• [Information provided]:
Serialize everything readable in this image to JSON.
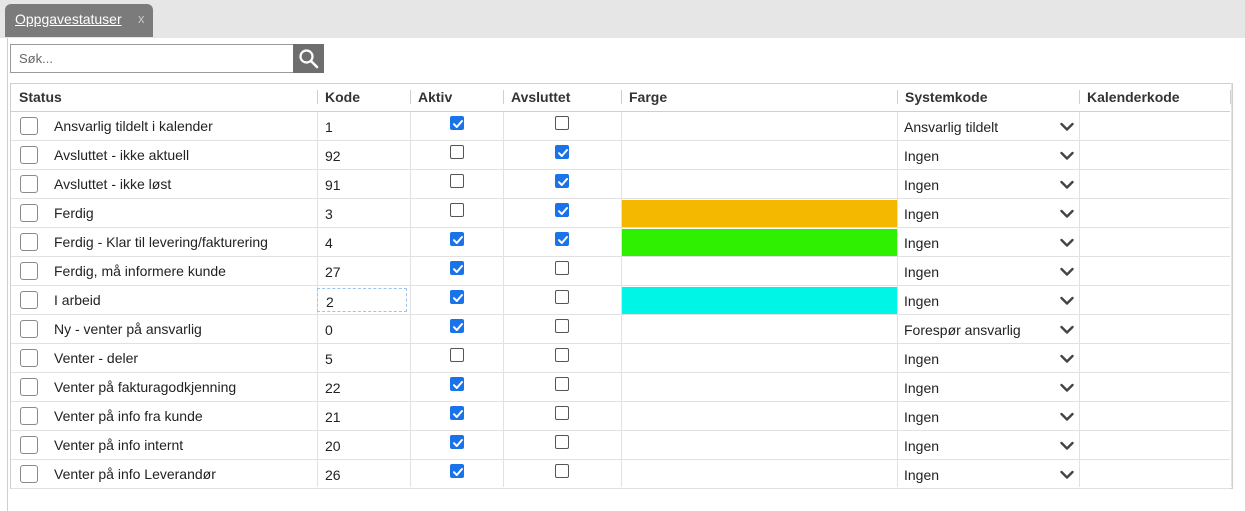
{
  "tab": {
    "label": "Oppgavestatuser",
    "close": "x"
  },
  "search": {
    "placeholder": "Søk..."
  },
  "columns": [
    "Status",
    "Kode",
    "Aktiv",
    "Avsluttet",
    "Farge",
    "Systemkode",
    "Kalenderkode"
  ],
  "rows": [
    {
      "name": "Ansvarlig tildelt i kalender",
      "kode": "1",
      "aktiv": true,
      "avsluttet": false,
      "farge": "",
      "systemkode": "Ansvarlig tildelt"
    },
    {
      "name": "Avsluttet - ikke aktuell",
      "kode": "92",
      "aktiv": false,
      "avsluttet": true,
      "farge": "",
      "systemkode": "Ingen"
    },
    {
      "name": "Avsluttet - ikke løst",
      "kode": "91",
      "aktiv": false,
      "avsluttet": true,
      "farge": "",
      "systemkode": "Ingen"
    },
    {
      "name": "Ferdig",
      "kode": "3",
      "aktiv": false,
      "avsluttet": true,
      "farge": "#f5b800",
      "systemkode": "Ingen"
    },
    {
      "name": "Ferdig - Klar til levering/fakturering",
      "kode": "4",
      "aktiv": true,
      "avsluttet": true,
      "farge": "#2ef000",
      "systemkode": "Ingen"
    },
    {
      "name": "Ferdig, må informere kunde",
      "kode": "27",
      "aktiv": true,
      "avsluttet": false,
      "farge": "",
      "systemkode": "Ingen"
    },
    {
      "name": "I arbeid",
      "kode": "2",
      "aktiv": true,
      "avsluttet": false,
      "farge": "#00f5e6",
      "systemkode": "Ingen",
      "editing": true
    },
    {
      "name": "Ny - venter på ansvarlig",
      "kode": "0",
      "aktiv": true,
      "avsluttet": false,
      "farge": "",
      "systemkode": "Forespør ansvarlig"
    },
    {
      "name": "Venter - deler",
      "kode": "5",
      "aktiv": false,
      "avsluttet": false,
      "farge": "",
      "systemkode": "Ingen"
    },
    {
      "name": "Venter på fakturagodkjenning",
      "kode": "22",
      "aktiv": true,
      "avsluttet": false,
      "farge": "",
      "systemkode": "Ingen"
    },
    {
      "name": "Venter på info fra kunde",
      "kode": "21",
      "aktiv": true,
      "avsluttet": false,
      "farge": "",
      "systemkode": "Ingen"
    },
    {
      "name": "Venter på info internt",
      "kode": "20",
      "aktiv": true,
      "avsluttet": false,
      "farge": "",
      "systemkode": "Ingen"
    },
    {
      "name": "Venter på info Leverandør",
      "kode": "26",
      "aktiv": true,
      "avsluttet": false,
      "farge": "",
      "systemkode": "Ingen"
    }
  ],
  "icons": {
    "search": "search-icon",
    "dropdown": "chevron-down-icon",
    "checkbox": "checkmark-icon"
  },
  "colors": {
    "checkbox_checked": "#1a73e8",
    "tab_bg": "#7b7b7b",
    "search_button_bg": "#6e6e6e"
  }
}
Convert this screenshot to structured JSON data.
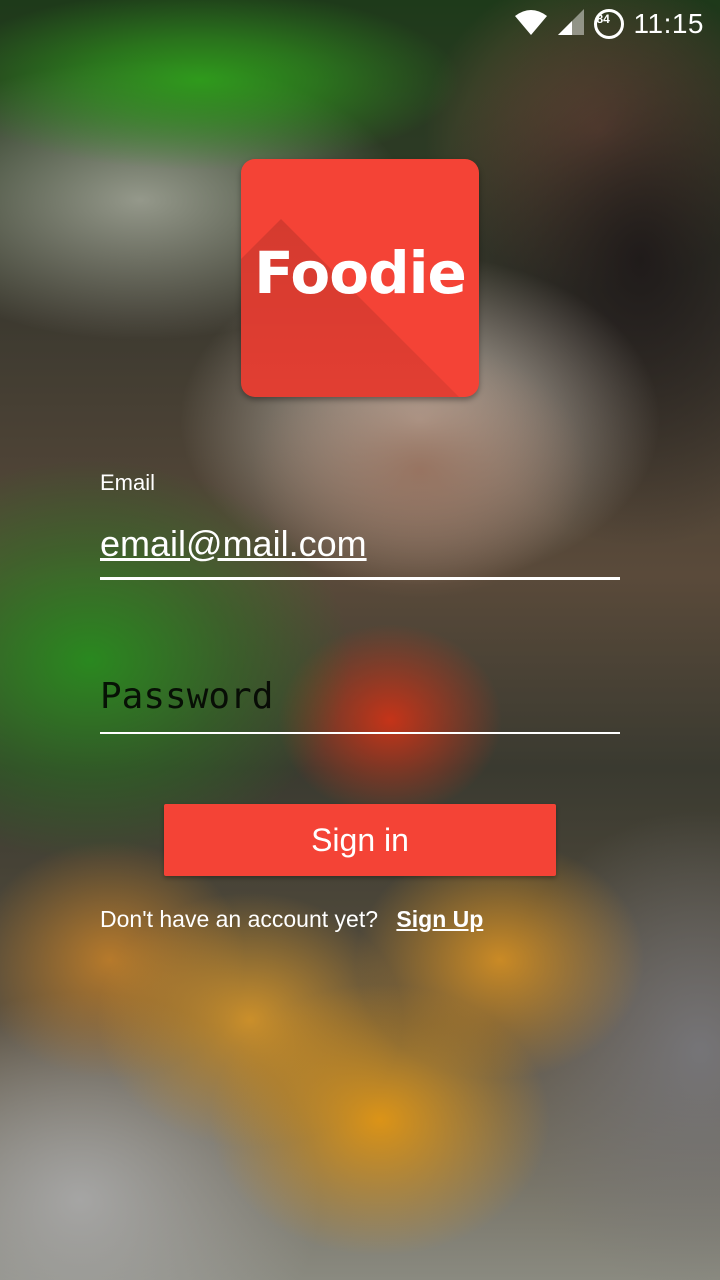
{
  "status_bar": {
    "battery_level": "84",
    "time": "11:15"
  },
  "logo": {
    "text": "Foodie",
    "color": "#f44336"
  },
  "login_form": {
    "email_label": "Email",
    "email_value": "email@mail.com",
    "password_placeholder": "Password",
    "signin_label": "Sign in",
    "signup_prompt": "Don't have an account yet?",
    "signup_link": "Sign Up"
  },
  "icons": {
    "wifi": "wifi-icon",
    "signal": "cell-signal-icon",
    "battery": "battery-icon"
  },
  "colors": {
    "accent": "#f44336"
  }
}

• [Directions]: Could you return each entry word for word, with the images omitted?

• [Reply to the task]:
Serialize everything readable in this image to JSON.
{
  "tab": {
    "label": "Oppgavestatuser",
    "close": "x"
  },
  "search": {
    "placeholder": "Søk..."
  },
  "columns": [
    "Status",
    "Kode",
    "Aktiv",
    "Avsluttet",
    "Farge",
    "Systemkode",
    "Kalenderkode"
  ],
  "rows": [
    {
      "name": "Ansvarlig tildelt i kalender",
      "kode": "1",
      "aktiv": true,
      "avsluttet": false,
      "farge": "",
      "systemkode": "Ansvarlig tildelt"
    },
    {
      "name": "Avsluttet - ikke aktuell",
      "kode": "92",
      "aktiv": false,
      "avsluttet": true,
      "farge": "",
      "systemkode": "Ingen"
    },
    {
      "name": "Avsluttet - ikke løst",
      "kode": "91",
      "aktiv": false,
      "avsluttet": true,
      "farge": "",
      "systemkode": "Ingen"
    },
    {
      "name": "Ferdig",
      "kode": "3",
      "aktiv": false,
      "avsluttet": true,
      "farge": "#f5b800",
      "systemkode": "Ingen"
    },
    {
      "name": "Ferdig - Klar til levering/fakturering",
      "kode": "4",
      "aktiv": true,
      "avsluttet": true,
      "farge": "#2ef000",
      "systemkode": "Ingen"
    },
    {
      "name": "Ferdig, må informere kunde",
      "kode": "27",
      "aktiv": true,
      "avsluttet": false,
      "farge": "",
      "systemkode": "Ingen"
    },
    {
      "name": "I arbeid",
      "kode": "2",
      "aktiv": true,
      "avsluttet": false,
      "farge": "#00f5e6",
      "systemkode": "Ingen",
      "editing": true
    },
    {
      "name": "Ny - venter på ansvarlig",
      "kode": "0",
      "aktiv": true,
      "avsluttet": false,
      "farge": "",
      "systemkode": "Forespør ansvarlig"
    },
    {
      "name": "Venter - deler",
      "kode": "5",
      "aktiv": false,
      "avsluttet": false,
      "farge": "",
      "systemkode": "Ingen"
    },
    {
      "name": "Venter på fakturagodkjenning",
      "kode": "22",
      "aktiv": true,
      "avsluttet": false,
      "farge": "",
      "systemkode": "Ingen"
    },
    {
      "name": "Venter på info fra kunde",
      "kode": "21",
      "aktiv": true,
      "avsluttet": false,
      "farge": "",
      "systemkode": "Ingen"
    },
    {
      "name": "Venter på info internt",
      "kode": "20",
      "aktiv": true,
      "avsluttet": false,
      "farge": "",
      "systemkode": "Ingen"
    },
    {
      "name": "Venter på info Leverandør",
      "kode": "26",
      "aktiv": true,
      "avsluttet": false,
      "farge": "",
      "systemkode": "Ingen"
    }
  ],
  "icons": {
    "search": "search-icon",
    "dropdown": "chevron-down-icon",
    "checkbox": "checkmark-icon"
  },
  "colors": {
    "checkbox_checked": "#1a73e8",
    "tab_bg": "#7b7b7b",
    "search_button_bg": "#6e6e6e"
  }
}
Convert this screenshot to structured JSON data.
{
  "status_bar": {
    "battery_level": "84",
    "time": "11:15"
  },
  "logo": {
    "text": "Foodie",
    "color": "#f44336"
  },
  "login_form": {
    "email_label": "Email",
    "email_value": "email@mail.com",
    "password_placeholder": "Password",
    "signin_label": "Sign in",
    "signup_prompt": "Don't have an account yet?",
    "signup_link": "Sign Up"
  },
  "icons": {
    "wifi": "wifi-icon",
    "signal": "cell-signal-icon",
    "battery": "battery-icon"
  },
  "colors": {
    "accent": "#f44336"
  }
}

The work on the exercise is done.